:: THE PROBLEM ::
Take from the material every line containing the string "JSON" and copy it.

:: TASK MATERIAL ::
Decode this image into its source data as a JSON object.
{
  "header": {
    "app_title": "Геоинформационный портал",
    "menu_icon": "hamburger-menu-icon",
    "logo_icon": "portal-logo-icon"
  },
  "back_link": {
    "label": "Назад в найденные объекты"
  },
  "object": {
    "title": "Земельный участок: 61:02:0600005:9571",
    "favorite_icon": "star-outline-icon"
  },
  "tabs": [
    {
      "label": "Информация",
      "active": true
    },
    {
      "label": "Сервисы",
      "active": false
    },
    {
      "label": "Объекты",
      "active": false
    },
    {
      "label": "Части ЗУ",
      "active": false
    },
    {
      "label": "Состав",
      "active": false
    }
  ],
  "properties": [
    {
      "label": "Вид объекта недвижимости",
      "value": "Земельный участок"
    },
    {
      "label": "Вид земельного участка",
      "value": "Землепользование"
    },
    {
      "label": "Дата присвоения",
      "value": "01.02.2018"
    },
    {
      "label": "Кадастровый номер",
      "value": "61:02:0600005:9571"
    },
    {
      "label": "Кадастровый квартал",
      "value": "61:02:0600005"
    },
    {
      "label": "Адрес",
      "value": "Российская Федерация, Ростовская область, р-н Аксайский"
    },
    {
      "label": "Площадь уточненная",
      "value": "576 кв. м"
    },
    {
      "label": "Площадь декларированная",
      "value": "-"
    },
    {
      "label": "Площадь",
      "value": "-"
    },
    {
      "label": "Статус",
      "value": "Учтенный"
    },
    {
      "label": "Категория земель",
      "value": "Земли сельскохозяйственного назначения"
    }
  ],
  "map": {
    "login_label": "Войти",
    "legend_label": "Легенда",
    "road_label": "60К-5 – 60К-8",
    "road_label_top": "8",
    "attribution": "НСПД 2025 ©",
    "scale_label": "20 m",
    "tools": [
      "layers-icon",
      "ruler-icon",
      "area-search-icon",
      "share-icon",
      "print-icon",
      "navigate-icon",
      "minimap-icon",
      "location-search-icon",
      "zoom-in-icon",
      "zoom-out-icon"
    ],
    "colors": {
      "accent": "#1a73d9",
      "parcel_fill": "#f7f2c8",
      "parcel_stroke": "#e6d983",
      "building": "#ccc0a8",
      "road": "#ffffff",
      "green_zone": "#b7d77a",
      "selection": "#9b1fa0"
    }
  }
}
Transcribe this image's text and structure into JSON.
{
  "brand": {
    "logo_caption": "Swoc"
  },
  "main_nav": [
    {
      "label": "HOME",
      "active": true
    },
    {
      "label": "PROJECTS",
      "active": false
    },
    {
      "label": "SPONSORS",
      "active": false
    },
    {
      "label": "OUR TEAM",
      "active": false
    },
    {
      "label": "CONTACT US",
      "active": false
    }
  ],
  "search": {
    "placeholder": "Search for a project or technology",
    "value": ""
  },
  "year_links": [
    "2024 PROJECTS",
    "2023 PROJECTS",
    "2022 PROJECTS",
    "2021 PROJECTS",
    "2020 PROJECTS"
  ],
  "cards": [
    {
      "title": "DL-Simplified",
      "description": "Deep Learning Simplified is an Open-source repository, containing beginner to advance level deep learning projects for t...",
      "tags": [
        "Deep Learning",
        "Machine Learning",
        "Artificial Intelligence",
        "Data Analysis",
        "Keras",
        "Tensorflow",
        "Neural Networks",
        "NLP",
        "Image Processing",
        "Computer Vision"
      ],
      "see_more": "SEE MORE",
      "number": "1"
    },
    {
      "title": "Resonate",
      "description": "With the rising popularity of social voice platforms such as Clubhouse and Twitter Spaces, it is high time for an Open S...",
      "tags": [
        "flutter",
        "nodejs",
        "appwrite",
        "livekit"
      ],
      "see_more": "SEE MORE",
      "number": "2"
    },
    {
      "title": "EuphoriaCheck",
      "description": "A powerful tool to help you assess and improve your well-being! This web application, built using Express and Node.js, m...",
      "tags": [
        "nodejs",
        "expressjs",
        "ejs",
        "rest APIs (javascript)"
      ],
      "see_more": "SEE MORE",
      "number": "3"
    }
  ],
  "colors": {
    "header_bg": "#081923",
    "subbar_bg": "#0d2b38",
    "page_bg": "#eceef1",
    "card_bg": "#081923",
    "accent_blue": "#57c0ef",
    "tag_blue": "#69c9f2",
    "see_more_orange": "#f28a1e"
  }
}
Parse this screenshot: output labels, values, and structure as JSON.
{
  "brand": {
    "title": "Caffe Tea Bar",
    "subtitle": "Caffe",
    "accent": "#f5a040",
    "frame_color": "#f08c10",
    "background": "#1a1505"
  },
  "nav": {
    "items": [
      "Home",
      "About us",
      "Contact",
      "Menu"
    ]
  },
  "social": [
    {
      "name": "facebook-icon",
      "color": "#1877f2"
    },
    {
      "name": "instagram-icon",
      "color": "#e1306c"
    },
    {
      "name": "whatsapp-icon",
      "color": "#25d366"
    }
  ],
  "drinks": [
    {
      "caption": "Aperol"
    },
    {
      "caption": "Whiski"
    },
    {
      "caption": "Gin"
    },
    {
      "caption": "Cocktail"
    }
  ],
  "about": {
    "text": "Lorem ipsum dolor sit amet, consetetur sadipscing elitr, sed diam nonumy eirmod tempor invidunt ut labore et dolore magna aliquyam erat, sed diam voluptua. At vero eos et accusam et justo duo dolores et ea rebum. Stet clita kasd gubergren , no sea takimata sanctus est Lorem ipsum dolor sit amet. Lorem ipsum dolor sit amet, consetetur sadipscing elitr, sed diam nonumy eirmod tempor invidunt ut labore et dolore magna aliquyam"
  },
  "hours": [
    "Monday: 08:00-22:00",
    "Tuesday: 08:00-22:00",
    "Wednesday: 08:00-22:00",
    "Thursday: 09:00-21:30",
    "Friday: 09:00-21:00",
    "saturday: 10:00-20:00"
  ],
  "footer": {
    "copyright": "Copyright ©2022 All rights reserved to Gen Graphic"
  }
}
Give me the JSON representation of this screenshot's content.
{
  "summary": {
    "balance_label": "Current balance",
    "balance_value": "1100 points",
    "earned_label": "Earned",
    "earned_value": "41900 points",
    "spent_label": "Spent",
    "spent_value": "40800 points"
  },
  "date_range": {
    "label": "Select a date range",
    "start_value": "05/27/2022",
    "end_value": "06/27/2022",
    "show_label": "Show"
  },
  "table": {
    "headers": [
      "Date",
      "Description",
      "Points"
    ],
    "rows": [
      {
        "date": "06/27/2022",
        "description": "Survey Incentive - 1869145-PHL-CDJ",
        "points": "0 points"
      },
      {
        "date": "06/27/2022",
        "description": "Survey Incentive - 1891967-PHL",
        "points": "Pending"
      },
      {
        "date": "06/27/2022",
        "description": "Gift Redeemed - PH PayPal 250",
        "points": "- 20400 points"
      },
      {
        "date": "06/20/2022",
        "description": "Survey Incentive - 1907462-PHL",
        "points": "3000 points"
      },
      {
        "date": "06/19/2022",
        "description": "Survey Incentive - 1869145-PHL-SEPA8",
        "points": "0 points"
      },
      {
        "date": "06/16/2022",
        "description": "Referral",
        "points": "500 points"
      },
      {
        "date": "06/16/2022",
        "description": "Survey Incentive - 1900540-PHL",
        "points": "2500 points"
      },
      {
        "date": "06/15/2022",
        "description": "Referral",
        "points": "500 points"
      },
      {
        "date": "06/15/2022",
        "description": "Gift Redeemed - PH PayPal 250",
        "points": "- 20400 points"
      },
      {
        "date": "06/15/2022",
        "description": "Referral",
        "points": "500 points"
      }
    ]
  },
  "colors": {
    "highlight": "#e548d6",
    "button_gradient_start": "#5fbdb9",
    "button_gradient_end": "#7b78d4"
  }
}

:: ANSWER SPACE ::
Decode this image into its source data as a JSON object.
Transcribe this image's text and structure into JSON.
Parse this screenshot: output labels, values, and structure as JSON.
Give me the JSON representation of this screenshot's content.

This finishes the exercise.